I’m currently proofing a college textbook on Biology. Fascinating stuff. Next comes a textbook on Mathematics. I don’t typically edit or proof textbooks; my line is more academic books…books published by professors on their expertise (diplomacy, literature, psychology, philosophy, religion, DIY Indonesia, music of the Fifties and Sixties, etc.).
Every book is filled with new facts and insights for me. That’s why I love my job. The biology book immediately grabbed my attention, with its discussion of Gregor Mendel’s work with genetic inheritance, and an indepth discussion of the workings of mitochondria. Another fun fact was about desert ants and how they navigate back to the nest after wandering for hours and many kilometers in the searing heat.
Experiments showed that the ants don’t use landmarks to navigate, but they do use the relative position of the sun. Plus, they count steps.
The pedometer hypothesis suggests that the ants always know how far they are from the nest because they track the number of steps they have taken and their stride length. The idea is that they can make a beeline back to the burrow because they integrate information on the angles they have travelled and the distance they have gone—based on step number and stride length. It doesn’t matter that they have wandered off on tangents on the trip away from home, because they can calculate a direct-line return.
To test this innate ability, scientists created three test cases: the legs of one group of ants were shortened by cutting off the lower segments; the legs of the control group were left as-is, and the legs of the last group were lengthened with the use of prosthetic “stilts.”
All of the ants were then released into a 10-meter-long channel and allowed to wander. When it came time to return to the burrow, the control group returned with no problem. But, the group whose legs had been shortened stopped short by about 5 meters before looking for the nest opening, and the group on stilt legs passed the opening by 5 meters. Over time, some were able to recalculate and find their way unerringly to the nest, while almost 50% never made the adjustment. Fascinating!
Okay, so now I place that information in my mental lockbox, and keep it safe for use in my writing at some point in the future. Which brings me to my point: even if you aren’t force-fed new knowledge as I am on a daily basis, as a writer you should make it your task to read outside of your knowledge base. Do the random Wiki reads, or pick up a book of facts and peruse its contents regularly.
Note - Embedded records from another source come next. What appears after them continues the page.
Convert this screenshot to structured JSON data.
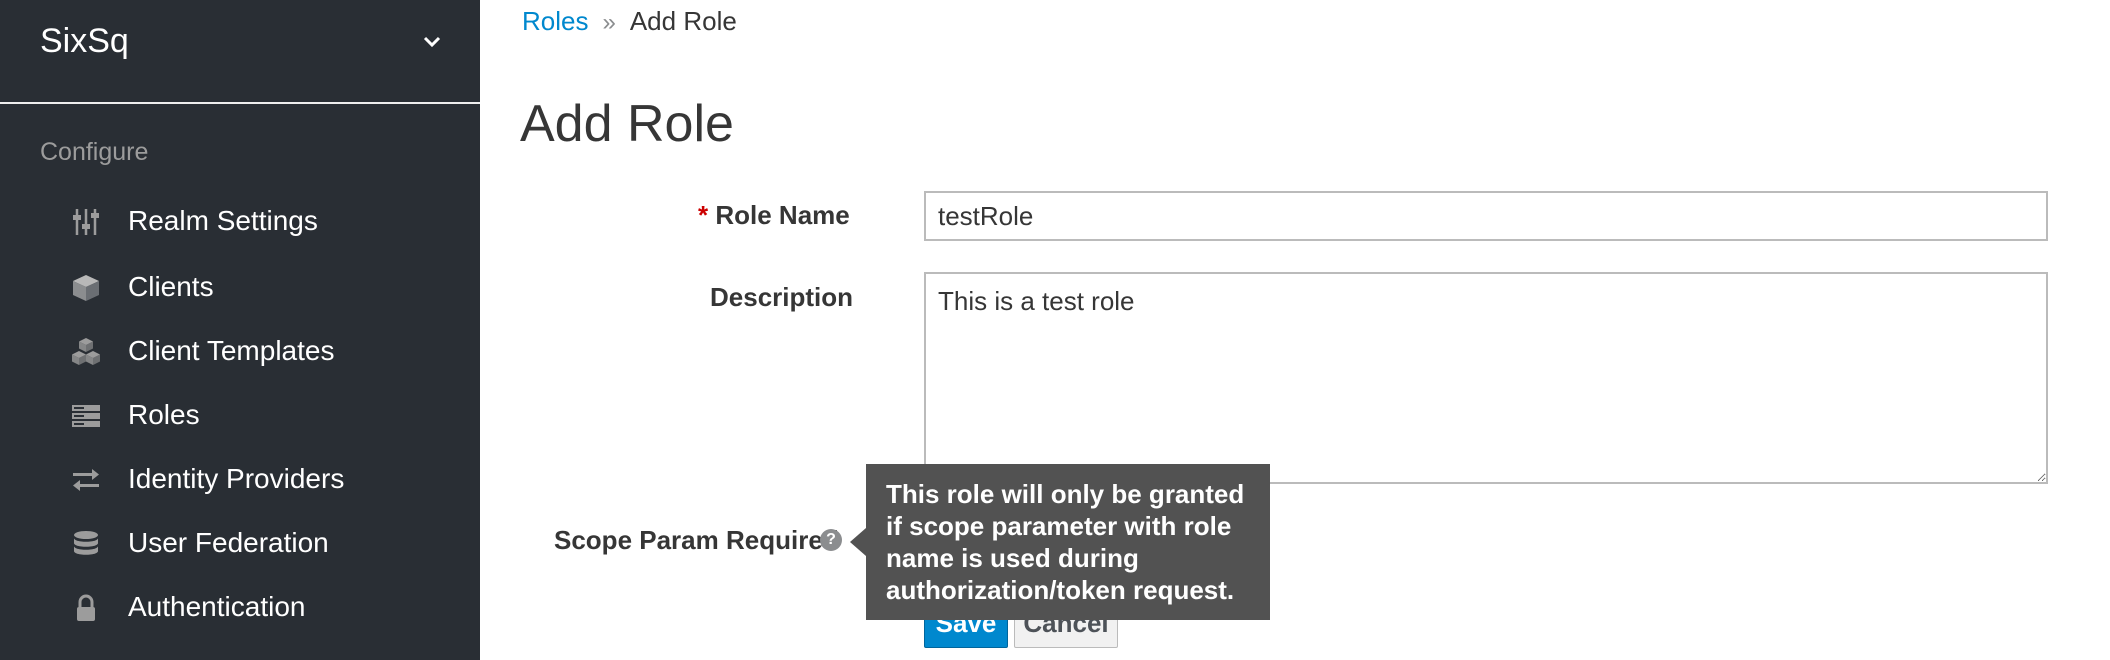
{
  "sidebar": {
    "realm_name": "SixSq",
    "section_title": "Configure",
    "items": [
      {
        "label": "Realm Settings",
        "icon": "sliders-icon"
      },
      {
        "label": "Clients",
        "icon": "cube-icon"
      },
      {
        "label": "Client Templates",
        "icon": "cubes-icon"
      },
      {
        "label": "Roles",
        "icon": "server-icon"
      },
      {
        "label": "Identity Providers",
        "icon": "exchange-icon"
      },
      {
        "label": "User Federation",
        "icon": "database-icon"
      },
      {
        "label": "Authentication",
        "icon": "lock-icon"
      }
    ]
  },
  "breadcrumb": {
    "parent": "Roles",
    "separator": "»",
    "current": "Add Role"
  },
  "page": {
    "title": "Add Role"
  },
  "form": {
    "role_name": {
      "required_marker": "*",
      "label": "Role Name",
      "value": "testRole"
    },
    "description": {
      "label": "Description",
      "value": "This is a test role"
    },
    "scope_param": {
      "label": "Scope Param Required",
      "help_glyph": "?"
    },
    "save_label": "Save",
    "cancel_label": "Cancel"
  },
  "tooltip": {
    "text": "This role will only be granted if scope parameter with role name is used during authorization/token request."
  },
  "colors": {
    "sidebar_bg": "#292e34",
    "link": "#0088ce",
    "primary_button": "#0088ce",
    "required": "#cc0000",
    "tooltip_bg": "#525252"
  }
}
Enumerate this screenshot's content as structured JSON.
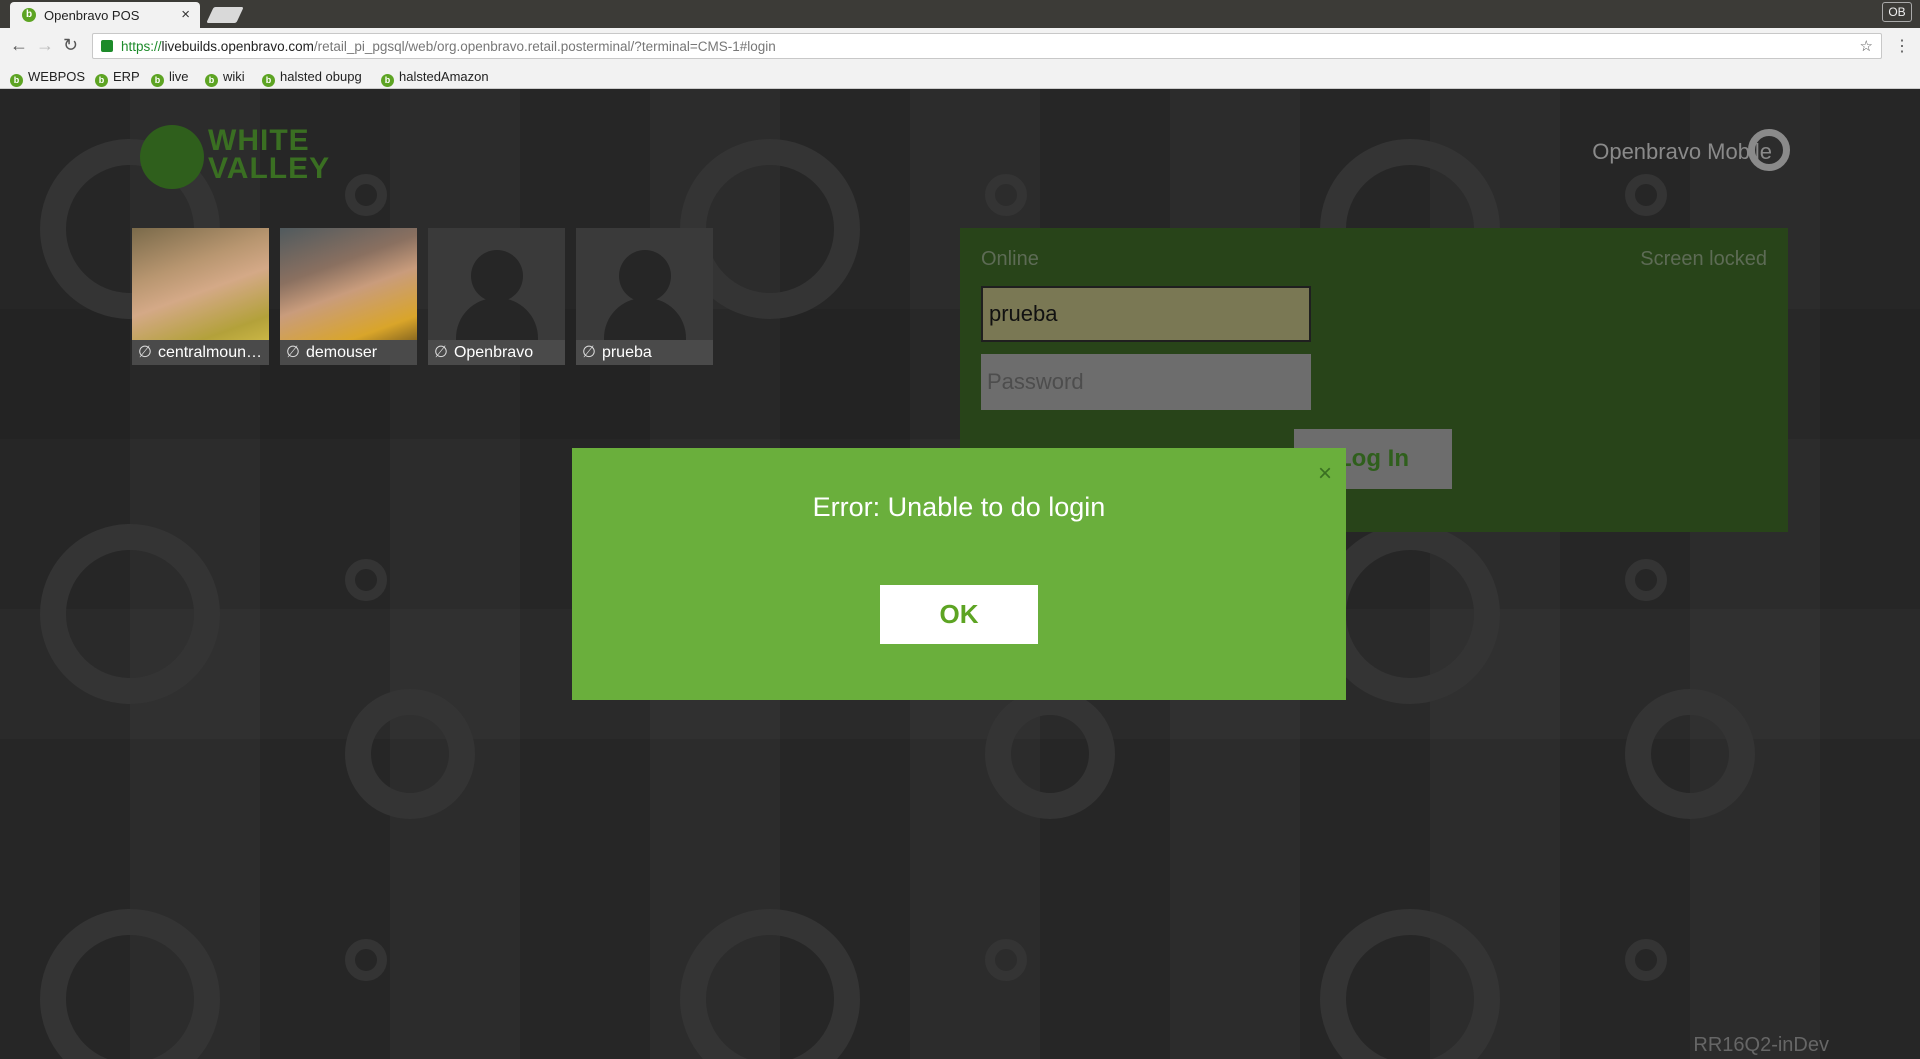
{
  "browser": {
    "tab_title": "Openbravo POS",
    "tab_close": "×",
    "profile_label": "OB",
    "url_scheme": "https://",
    "url_host": "livebuilds.openbravo.com",
    "url_path": "/retail_pi_pgsql/web/org.openbravo.retail.posterminal/?terminal=CMS-1#login",
    "bookmarks": [
      "WEBPOS",
      "ERP",
      "live",
      "wiki",
      "halsted obupg",
      "halstedAmazon"
    ]
  },
  "app": {
    "brand_text_line1": "WHITE",
    "brand_text_line2": "VALLEY",
    "product_name": "Openbravo Mobile",
    "version": "RR16Q2-inDev",
    "users": [
      {
        "name": "centralmoun…",
        "status_symbol": "∅"
      },
      {
        "name": "demouser",
        "status_symbol": "∅"
      },
      {
        "name": "Openbravo",
        "status_symbol": "∅"
      },
      {
        "name": "prueba",
        "status_symbol": "∅"
      }
    ],
    "login": {
      "connection_status": "Online",
      "lock_status": "Screen locked",
      "username_value": "prueba",
      "password_placeholder": "Password",
      "login_button": "Log In"
    }
  },
  "modal": {
    "title": "Error: Unable to do login",
    "ok_button": "OK",
    "close_symbol": "×"
  },
  "colors": {
    "accent": "#6aaf3c",
    "panel": "#284419",
    "background": "#272727"
  }
}
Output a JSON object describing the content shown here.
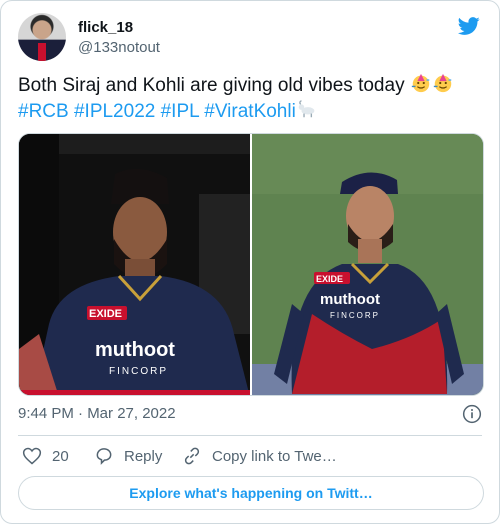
{
  "author": {
    "name": "flick_18",
    "handle": "@133notout"
  },
  "tweet": {
    "text": "Both Siraj and Kohli are giving old vibes today",
    "hashtags": [
      "#RCB",
      "#IPL2022",
      "#IPL",
      "#ViratKohli"
    ],
    "emojis": [
      "partying-face",
      "partying-face",
      "goat"
    ]
  },
  "meta": {
    "timestamp": "9:44 PM · Mar 27, 2022"
  },
  "actions": {
    "like_count": "20",
    "reply_label": "Reply",
    "copy_label": "Copy link to Twe…"
  },
  "explore_label": "Explore what's happening on Twitt…",
  "media": {
    "left_jersey_brand": "muthoot",
    "left_jersey_sub": "FINCORP",
    "left_sleeve": "EXIDE",
    "right_jersey_brand": "muthoot",
    "right_jersey_sub": "FINCORP",
    "right_sleeve": "EXIDE"
  },
  "colors": {
    "accent": "#1d9bf0",
    "secondary_text": "#536471",
    "border": "#cfd9de"
  }
}
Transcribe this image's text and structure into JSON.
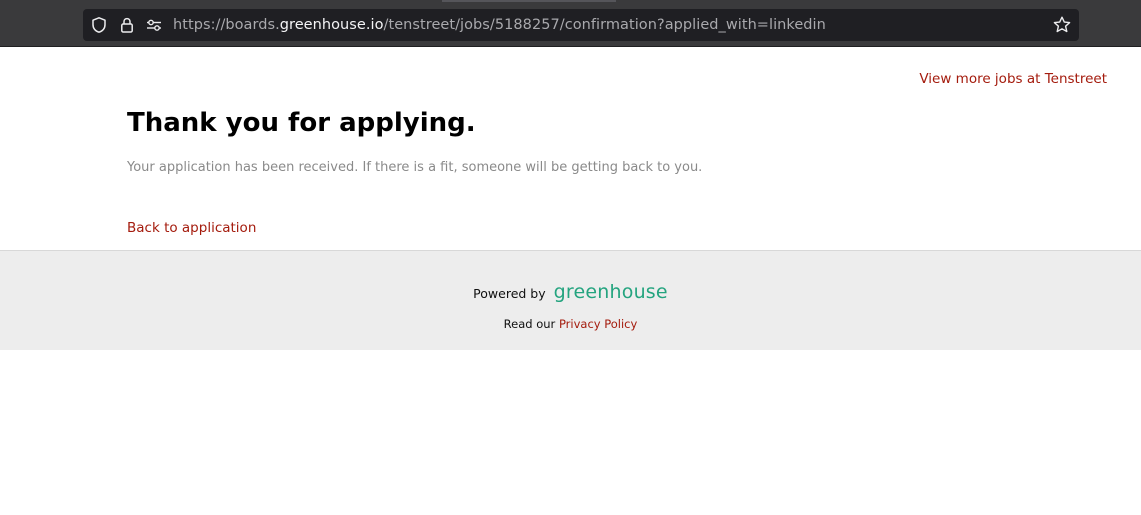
{
  "browser": {
    "url_prefix": "https://boards.",
    "url_host": "greenhouse.io",
    "url_path": "/tenstreet/jobs/5188257/confirmation?applied_with=linkedin",
    "icons": [
      "shield-icon",
      "lock-icon",
      "permissions-icon",
      "bookmark-star-icon"
    ]
  },
  "header": {
    "more_jobs_link": "View more jobs at Tenstreet"
  },
  "confirmation": {
    "heading": "Thank you for applying.",
    "message": "Your application has been received. If there is a fit, someone will be getting back to you.",
    "back_link": "Back to application"
  },
  "footer": {
    "powered_by": "Powered by",
    "logo_text": "greenhouse",
    "read_our": "Read our",
    "privacy_link": "Privacy Policy"
  },
  "colors": {
    "link": "#a41b0d",
    "logo": "#24a47f",
    "footer_bg": "#ededed",
    "chrome_bg": "#3a3a3c"
  }
}
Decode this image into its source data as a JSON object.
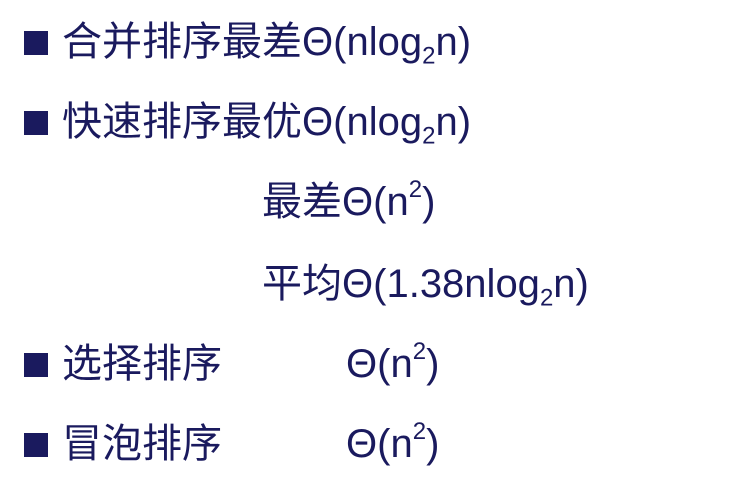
{
  "items": [
    {
      "label": "合并排序最差",
      "theta": "Θ",
      "open": "(",
      "pre": "nlog",
      "sub": "2",
      "post": "n",
      "close": ")"
    },
    {
      "label": "快速排序最优",
      "theta": "Θ",
      "open": "(",
      "pre": "nlog",
      "sub": "2",
      "post": "n",
      "close": ")"
    },
    {
      "label": "最差",
      "theta": "Θ",
      "open": "(",
      "pre": "n",
      "sup": "2",
      "close": ")"
    },
    {
      "label": "平均",
      "theta": "Θ",
      "open": "(",
      "pre": "1.38nlog",
      "sub": "2",
      "post": "n",
      "close": ")"
    },
    {
      "label": "选择排序",
      "theta": "Θ",
      "open": "(",
      "pre": "n",
      "sup": "2",
      "close": ")"
    },
    {
      "label": "冒泡排序",
      "theta": "Θ",
      "open": "(",
      "pre": "n",
      "sup": "2",
      "close": ")"
    }
  ],
  "colors": {
    "text": "#1a1a5e",
    "bullet": "#1a1a5e",
    "background": "#ffffff"
  },
  "icons": {
    "bullet": "square-bullet-icon"
  }
}
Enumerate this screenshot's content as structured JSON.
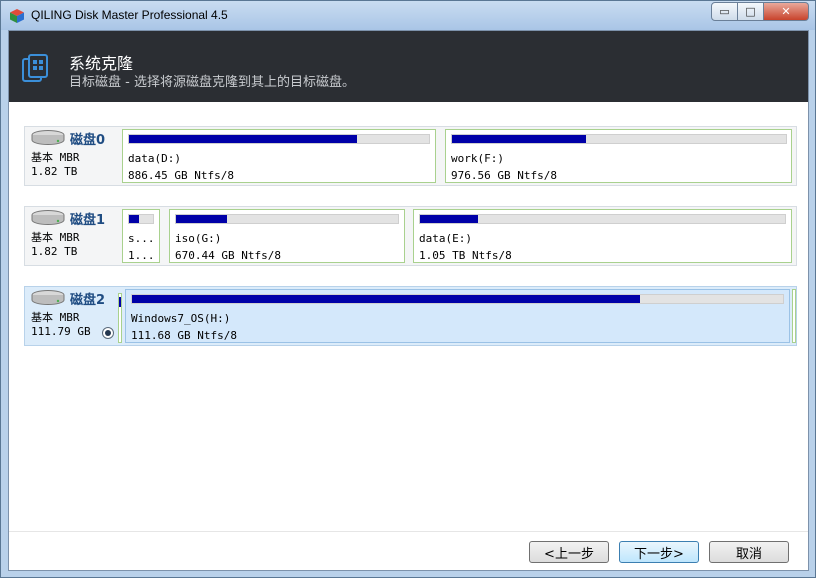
{
  "window": {
    "title": "QILING Disk Master Professional 4.5",
    "controls": {
      "minimize": "▭",
      "maximize": "□",
      "close": "✕"
    }
  },
  "header": {
    "title": "系统克隆",
    "subtitle": "目标磁盘 - 选择将源磁盘克隆到其上的目标磁盘。"
  },
  "disks": [
    {
      "name": "磁盘0",
      "type": "基本 MBR",
      "size": "1.82 TB",
      "selected": false,
      "partitions": [
        {
          "label": "data(D:)",
          "size": "886.45 GB Ntfs/8",
          "used": 0.76
        },
        {
          "label": "work(F:)",
          "size": "976.56 GB Ntfs/8",
          "used": 0.4
        }
      ]
    },
    {
      "name": "磁盘1",
      "type": "基本 MBR",
      "size": "1.82 TB",
      "selected": false,
      "partitions": [
        {
          "label": "s...",
          "size": "1...",
          "used": 0.4
        },
        {
          "label": "iso(G:)",
          "size": "670.44 GB Ntfs/8",
          "used": 0.23
        },
        {
          "label": "data(E:)",
          "size": "1.05 TB Ntfs/8",
          "used": 0.16
        }
      ]
    },
    {
      "name": "磁盘2",
      "type": "基本 MBR",
      "size": "111.79 GB",
      "selected": true,
      "partitions": [
        {
          "label": "Windows7_OS(H:)",
          "size": "111.68 GB Ntfs/8",
          "used": 0.78
        }
      ]
    }
  ],
  "buttons": {
    "back": "<上一步",
    "next": "下一步>",
    "cancel": "取消"
  },
  "colors": {
    "header_bg": "#2b2e33",
    "usage_fill": "#0000a8",
    "partition_border": "#a9d18e",
    "selected_bg": "#dcecfa"
  },
  "icons": {
    "app": "cube-app-icon",
    "header": "clone-disk-icon",
    "disk": "hard-drive-icon"
  }
}
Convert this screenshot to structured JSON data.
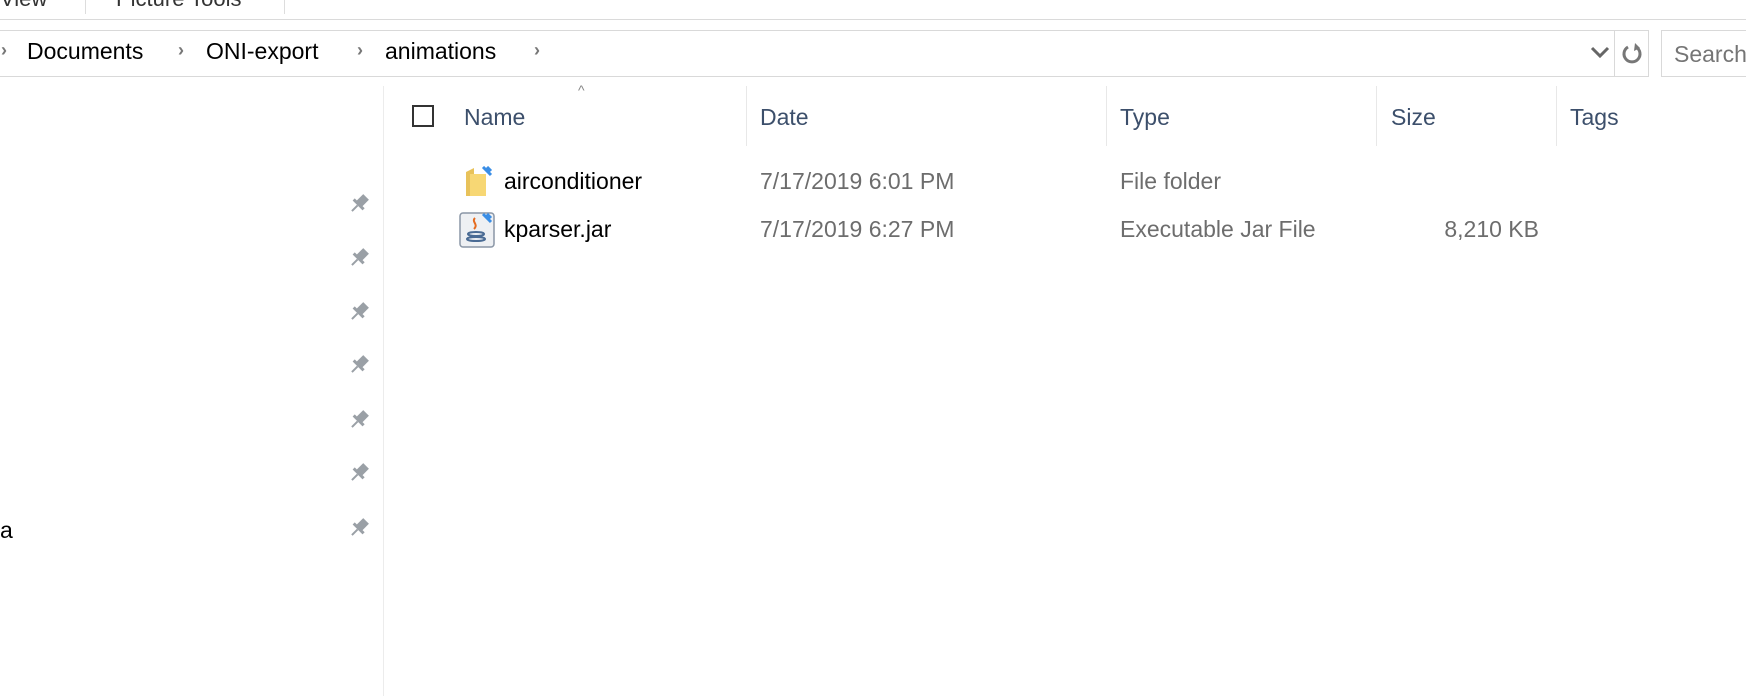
{
  "ribbon": {
    "tabs": [
      "View",
      "Picture Tools"
    ]
  },
  "address_bar": {
    "breadcrumb": [
      "Documents",
      "ONI-export",
      "animations"
    ],
    "dropdown_icon": "chevron-down-icon",
    "refresh_icon": "refresh-icon"
  },
  "search": {
    "placeholder": "Search"
  },
  "nav_pane": {
    "pinned_count": 7,
    "partial_label": "a",
    "pin_icon": "pin-icon"
  },
  "columns": {
    "name": "Name",
    "date": "Date",
    "type": "Type",
    "size": "Size",
    "tags": "Tags",
    "sorted_by": "Name"
  },
  "files": [
    {
      "name": "airconditioner",
      "date": "7/17/2019 6:01 PM",
      "type": "File folder",
      "size": "",
      "icon": "folder-icon"
    },
    {
      "name": "kparser.jar",
      "date": "7/17/2019 6:27 PM",
      "type": "Executable Jar File",
      "size": "8,210 KB",
      "icon": "java-jar-icon"
    }
  ]
}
You never know what you’re going to find that will feed your imagination and give greater depth to your writing.
(For starters, if you’ve never read the short story “Leiningen Versus the Ants,” by Carl Stephenson start there.)